··· PROVIDED MATERIAL
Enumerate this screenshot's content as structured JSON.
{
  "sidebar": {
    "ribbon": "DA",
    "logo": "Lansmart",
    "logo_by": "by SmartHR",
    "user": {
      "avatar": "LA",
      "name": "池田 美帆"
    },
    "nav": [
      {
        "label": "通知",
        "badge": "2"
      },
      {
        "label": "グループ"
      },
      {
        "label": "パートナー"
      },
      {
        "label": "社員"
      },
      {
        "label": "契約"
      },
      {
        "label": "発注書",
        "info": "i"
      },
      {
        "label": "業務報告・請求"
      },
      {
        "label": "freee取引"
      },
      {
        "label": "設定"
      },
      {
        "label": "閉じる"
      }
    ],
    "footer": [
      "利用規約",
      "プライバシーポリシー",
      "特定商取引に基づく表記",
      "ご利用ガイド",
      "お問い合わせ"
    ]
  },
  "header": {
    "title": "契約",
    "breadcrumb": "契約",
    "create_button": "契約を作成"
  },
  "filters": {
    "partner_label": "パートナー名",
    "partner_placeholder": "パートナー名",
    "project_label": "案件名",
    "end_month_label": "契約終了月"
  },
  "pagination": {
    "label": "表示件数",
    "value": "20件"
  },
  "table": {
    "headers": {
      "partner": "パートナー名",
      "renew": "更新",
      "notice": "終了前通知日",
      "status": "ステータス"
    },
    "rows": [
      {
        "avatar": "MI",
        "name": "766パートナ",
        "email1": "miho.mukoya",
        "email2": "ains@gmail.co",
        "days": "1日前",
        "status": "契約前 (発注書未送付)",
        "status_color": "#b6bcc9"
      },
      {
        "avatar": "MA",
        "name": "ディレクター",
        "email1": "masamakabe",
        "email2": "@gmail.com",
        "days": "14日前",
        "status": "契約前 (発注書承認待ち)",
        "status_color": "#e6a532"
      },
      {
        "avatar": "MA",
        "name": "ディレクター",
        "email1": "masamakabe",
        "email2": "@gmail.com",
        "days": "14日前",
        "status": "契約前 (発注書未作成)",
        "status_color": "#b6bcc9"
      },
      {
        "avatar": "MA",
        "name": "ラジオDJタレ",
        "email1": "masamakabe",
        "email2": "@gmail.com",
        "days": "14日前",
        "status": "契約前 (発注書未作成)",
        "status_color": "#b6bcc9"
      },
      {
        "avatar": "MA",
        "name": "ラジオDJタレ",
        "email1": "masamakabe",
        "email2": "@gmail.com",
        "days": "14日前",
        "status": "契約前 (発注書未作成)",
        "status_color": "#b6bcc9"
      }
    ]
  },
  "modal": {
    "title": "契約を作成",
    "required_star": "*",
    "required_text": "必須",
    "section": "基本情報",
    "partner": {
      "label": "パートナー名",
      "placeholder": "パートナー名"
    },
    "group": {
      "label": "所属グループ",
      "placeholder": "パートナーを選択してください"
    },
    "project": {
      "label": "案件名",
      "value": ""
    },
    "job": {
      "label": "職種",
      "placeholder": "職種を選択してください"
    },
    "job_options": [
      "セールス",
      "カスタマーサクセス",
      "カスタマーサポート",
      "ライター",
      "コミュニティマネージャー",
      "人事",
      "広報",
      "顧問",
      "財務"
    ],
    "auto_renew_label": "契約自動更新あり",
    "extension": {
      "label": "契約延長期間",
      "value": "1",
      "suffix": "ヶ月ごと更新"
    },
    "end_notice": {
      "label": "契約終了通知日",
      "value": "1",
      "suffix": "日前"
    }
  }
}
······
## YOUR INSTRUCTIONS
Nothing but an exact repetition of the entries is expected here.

## OUTPUT OF THE EXERCISE
Enumerate this screenshot's content as structured JSON.
{
  "sidebar": {
    "ribbon": "DA",
    "logo": "Lansmart",
    "logo_by": "by SmartHR",
    "user": {
      "avatar": "LA",
      "name": "池田 美帆"
    },
    "nav": [
      {
        "label": "通知",
        "badge": "2"
      },
      {
        "label": "グループ"
      },
      {
        "label": "パートナー"
      },
      {
        "label": "社員"
      },
      {
        "label": "契約"
      },
      {
        "label": "発注書",
        "info": "i"
      },
      {
        "label": "業務報告・請求"
      },
      {
        "label": "freee取引"
      },
      {
        "label": "設定"
      },
      {
        "label": "閉じる"
      }
    ],
    "footer": [
      "利用規約",
      "プライバシーポリシー",
      "特定商取引に基づく表記",
      "ご利用ガイド",
      "お問い合わせ"
    ]
  },
  "header": {
    "title": "契約",
    "breadcrumb": "契約",
    "create_button": "契約を作成"
  },
  "filters": {
    "partner_label": "パートナー名",
    "partner_placeholder": "パートナー名",
    "project_label": "案件名",
    "end_month_label": "契約終了月"
  },
  "pagination": {
    "label": "表示件数",
    "value": "20件"
  },
  "table": {
    "headers": {
      "partner": "パートナー名",
      "renew": "更新",
      "notice": "終了前通知日",
      "status": "ステータス"
    },
    "rows": [
      {
        "avatar": "MI",
        "name": "766パートナ",
        "email1": "miho.mukoya",
        "email2": "ains@gmail.co",
        "days": "1日前",
        "status": "契約前 (発注書未送付)",
        "status_color": "#b6bcc9"
      },
      {
        "avatar": "MA",
        "name": "ディレクター",
        "email1": "masamakabe",
        "email2": "@gmail.com",
        "days": "14日前",
        "status": "契約前 (発注書承認待ち)",
        "status_color": "#e6a532"
      },
      {
        "avatar": "MA",
        "name": "ディレクター",
        "email1": "masamakabe",
        "email2": "@gmail.com",
        "days": "14日前",
        "status": "契約前 (発注書未作成)",
        "status_color": "#b6bcc9"
      },
      {
        "avatar": "MA",
        "name": "ラジオDJタレ",
        "email1": "masamakabe",
        "email2": "@gmail.com",
        "days": "14日前",
        "status": "契約前 (発注書未作成)",
        "status_color": "#b6bcc9"
      },
      {
        "avatar": "MA",
        "name": "ラジオDJタレ",
        "email1": "masamakabe",
        "email2": "@gmail.com",
        "days": "14日前",
        "status": "契約前 (発注書未作成)",
        "status_color": "#b6bcc9"
      }
    ]
  },
  "modal": {
    "title": "契約を作成",
    "required_star": "*",
    "required_text": "必須",
    "section": "基本情報",
    "partner": {
      "label": "パートナー名",
      "placeholder": "パートナー名"
    },
    "group": {
      "label": "所属グループ",
      "placeholder": "パートナーを選択してください"
    },
    "project": {
      "label": "案件名",
      "value": ""
    },
    "job": {
      "label": "職種",
      "placeholder": "職種を選択してください"
    },
    "job_options": [
      "セールス",
      "カスタマーサクセス",
      "カスタマーサポート",
      "ライター",
      "コミュニティマネージャー",
      "人事",
      "広報",
      "顧問",
      "財務"
    ],
    "auto_renew_label": "契約自動更新あり",
    "extension": {
      "label": "契約延長期間",
      "value": "1",
      "suffix": "ヶ月ごと更新"
    },
    "end_notice": {
      "label": "契約終了通知日",
      "value": "1",
      "suffix": "日前"
    }
  }
}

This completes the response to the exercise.